It didn’t work, and barely any spectators went to the Grand Prix in either year. People didn’t want to sit all day in the burning desert sun, with no greenery in sight (this was a car park, after all) to watch a car race. Undoubtedly, the Las Vegas visitors were more concerned with trying to make their fortunes on the roulette wheels and craps tables inside. The crowd figure in 1982 was less than 30,000, by far the smallest attendance all year.

But what happened on the track itself? Generally, the turbo engines, especially those of Ferrari, Renault, and the BMW in the Brabham, were much faster than the normally aspirated Ford V8s. Despite the higher-than-expected average speed, Las Vegas was still too twisty for the turbos which were still in an early stage of development, and still suffered greatly from turbo-lag. This evened up the field and gave the Cosworth runners a better-than-usual chance of winning.

1981 offered a three-way battle for the title between Williams’ Carlos Reutemann, who came to Las Vegas on 49 points, Brabham’s Nelson Piquet on 48 and, as an outsider, Ligier’s Jacques Laffite on 43. While Laffite was never truly in the hunt, Reutemann was in a determined mood in practice and took pole from team-mate Alan Jones. Meanwhile, Piquet struggled. In practice, he battled neck and back problems – at one stage, he even required a long massage session from boxer Sugar Ray Leonard’s masseur!

By this stage, there was no love lost between Jones and Reutemann, and at no stage was Jones likely to help the Argentine’s title bid. The Australian took the lead at the start and led all the way to win his final race before his first retirement. Reutemann, though, on one of his moody off-days, lost his 4th gear early, encountered oversteer, and fell all the way to 8th. Piquet, despite all his exhaustion, claimed two points for 5th and pipped Reutemann to the title by one solitary point.

In 1982, the teams arrived in Las Vegas with Williams’ Keke Rosberg on 42 points and McLaren’s John Watson on 35. Ferrari’s Didier Pironi had 39, but he had been seriously injured in Germany. The Renaults of Rene Arnoux and Alain Prost claimed the front row and led early, but Arnoux retired and Prost fell back with a nasty vibration. The win was snapped up by Michele Alboreto in the non-turbo Tyrrell, who previously had only managed a podium place at Imola along with other minor point-scoring positions.


Watson was as low as 12th early, but charged back up to 2nd, although it was to no avail. Rosberg claimed 5th place which sealed the championship. The race was also notable for being the last race for the great Mario Andretti, and also for another American, Eddie Cheever, claiming 3rd in the Matra turbo-powered Ligier.

That was the last F1 action on the track in the Las Vegas car park.

After two years, the Formula 1 fraternity had had enough, even though the event as a whole had probably exceeded the low expectations.

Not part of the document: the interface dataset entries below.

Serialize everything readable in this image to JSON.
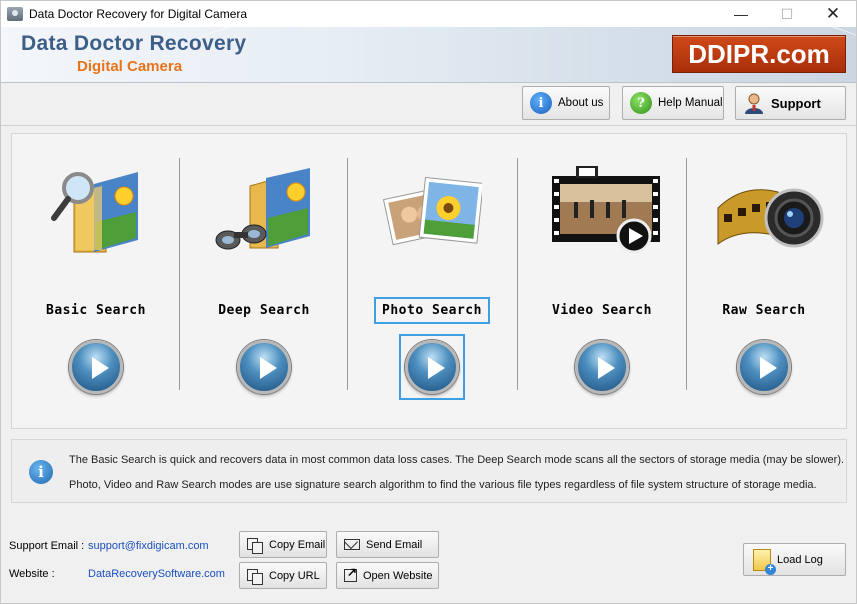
{
  "window": {
    "title": "Data Doctor Recovery for Digital Camera"
  },
  "banner": {
    "brand_line1": "Data Doctor Recovery",
    "brand_line2": "Digital Camera",
    "site_badge": "DDIPR.com"
  },
  "toolbar": {
    "about": "About us",
    "help": "Help Manual",
    "support": "Support"
  },
  "search_modes": [
    {
      "label": "Basic Search",
      "icon": "basic-search-icon"
    },
    {
      "label": "Deep Search",
      "icon": "deep-search-icon"
    },
    {
      "label": "Photo Search",
      "icon": "photo-search-icon",
      "selected": true
    },
    {
      "label": "Video Search",
      "icon": "video-search-icon"
    },
    {
      "label": "Raw Search",
      "icon": "raw-search-icon"
    }
  ],
  "info": {
    "line1": "The Basic Search is quick and recovers data in most common data loss cases. The Deep Search mode scans all the sectors of storage media (may be slower).",
    "line2": "Photo, Video and Raw Search modes are use signature search algorithm to find the various file types regardless of file system structure of storage media."
  },
  "footer": {
    "support_email_label": "Support Email :",
    "support_email": "support@fixdigicam.com",
    "website_label": "Website :",
    "website": "DataRecoverySoftware.com",
    "copy_email": "Copy Email",
    "send_email": "Send Email",
    "copy_url": "Copy URL",
    "open_website": "Open Website",
    "load_log": "Load Log"
  },
  "colors": {
    "brand_blue": "#3d5f87",
    "brand_orange": "#e8741a",
    "badge_red": "#c03e12",
    "selection_blue": "#3f9fe6",
    "link_blue": "#1a4fbf"
  }
}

The location was abandoned and left for CART to use. In the 1990s, there was a second attempt to host a Grand Prix in Las Vegas, but the casinos could not agree to where the new track should be built. Eventually, when plans were laid for a permanent track south of the casino strip, the United States GP found a new home at Indianapolis, and the notion of the Las Vegas Grand Prix being revived was quietly shelved for a number of years.

Following Liberty Media’s overhaul of Formula 1, Las Vegas was fleetingly linked with a return to the calendar, apparently backed by investment from China. Pitched as a night race, the sun appeared to set once again on a potential return to the City of Lights.